Every new mother can tell you that you need your family with you after giving birth, not only for the physical aspects of the postpartum period but for the mental aspects as well. Now I have my husband and his wonderful family. I’m really lucky with them. Trust me, they are incredible. But in-laws are not the same as your own flesh and blood.
And what about my son?
Again, corona. I can’t just hop in the car, drive down the highway and pull into my parent’s driveway. There’s no more easy one or two flights that can bring me, my husband and my son to my family.
Yes, there are the daily FaceTime calls, especially those from my adorable nephew and niece who call non-stop asking to speak to their cousin. The daily text messages and pictures being shared between us are also heartwarming.
But we are oceans apart. And I feel every single one of those 8,781 kilometers that separate us.
A grandchild is supposed to be brought up surrounded by family, his loving Israeli family, his savta and saba and his cousins with whom he will get in trouble. But he needs those hugs from his Bubby and Opa. My father always asks if he will recognize him once they meet, or if he will be confused because he’s no longer behind a screen.
THIS NEW chapter – one that needs that warm, familial embrace, the smell from my mother’s cooking (God, her brisket is to die for), my father’s stories (his voice is the most calming and reassuring out there) – is paused.
Israel opened her skies for what seemed like a short pause before the Omicron variant led the Bennett government to close them down again.
My mother was supposed to fly to Israel in mid-December, some two weeks after they closed the skies, to celebrate my son’s birthday. She even retired after close to five decades of practicing pediatrics in order to come and be with us. She fought to get her third vaccine in order to come to be with us.
The government exceptions committee will not even look at my mother if we send in a request. We are not celebrating a wedding or a bar mitzvah. What’s worse, if I had been expecting to give birth, her request would be denied.
That’s because parents of immigrants who are due to give birth are no longer exempt from these requirements.
How absurd is that?

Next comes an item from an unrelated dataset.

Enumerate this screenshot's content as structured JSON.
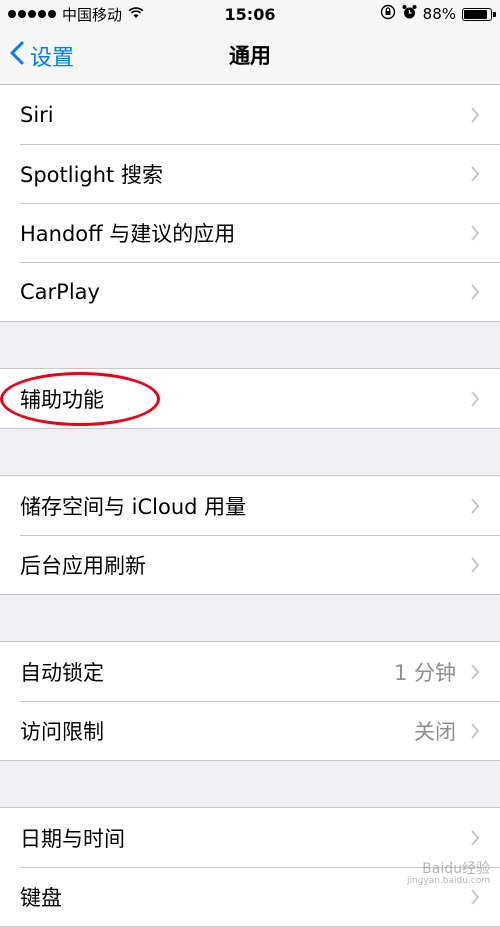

Exemptions are given for large events that can actually spread corona, like weddings, but not for births.
My situation is not unique. I’ve read so many posts on social media by expectant mothers who are begging for their parents to be allowed into the country. The stories are heartbreaking.
I’m sure that many would say I am lucky. I got married and had a child during this awful period we are living through. They are right, I am lucky. But I am also hurting.
I am hurting because I see Israelis, including the wife of our prime minister, jet off for vacations.
Meanwhile, soon-to-be-mothers who left their families to move to Israel will begin this new chapter in their lives alone. They will not have their mothers to lean on when they need them most.
Unlike last year when I was expecting, Israel and the entire world have learned a lot about the coronavirus, including that we should expect new variants to arise regularly. But with a vaccine, we are highly protected.
If vaccinated Israelis can travel abroad, why can’t vaccinated foreigners come for humanitarian reasons like the birth of a grandchild?
I love Israel, I really do. But I do not love feeling like a third-class citizen. Every ex-pat, actually every human being, feels that need for their family.
Naftali and Gilat Bennett and every other politician in Israel should know that.
Please: Let our families in.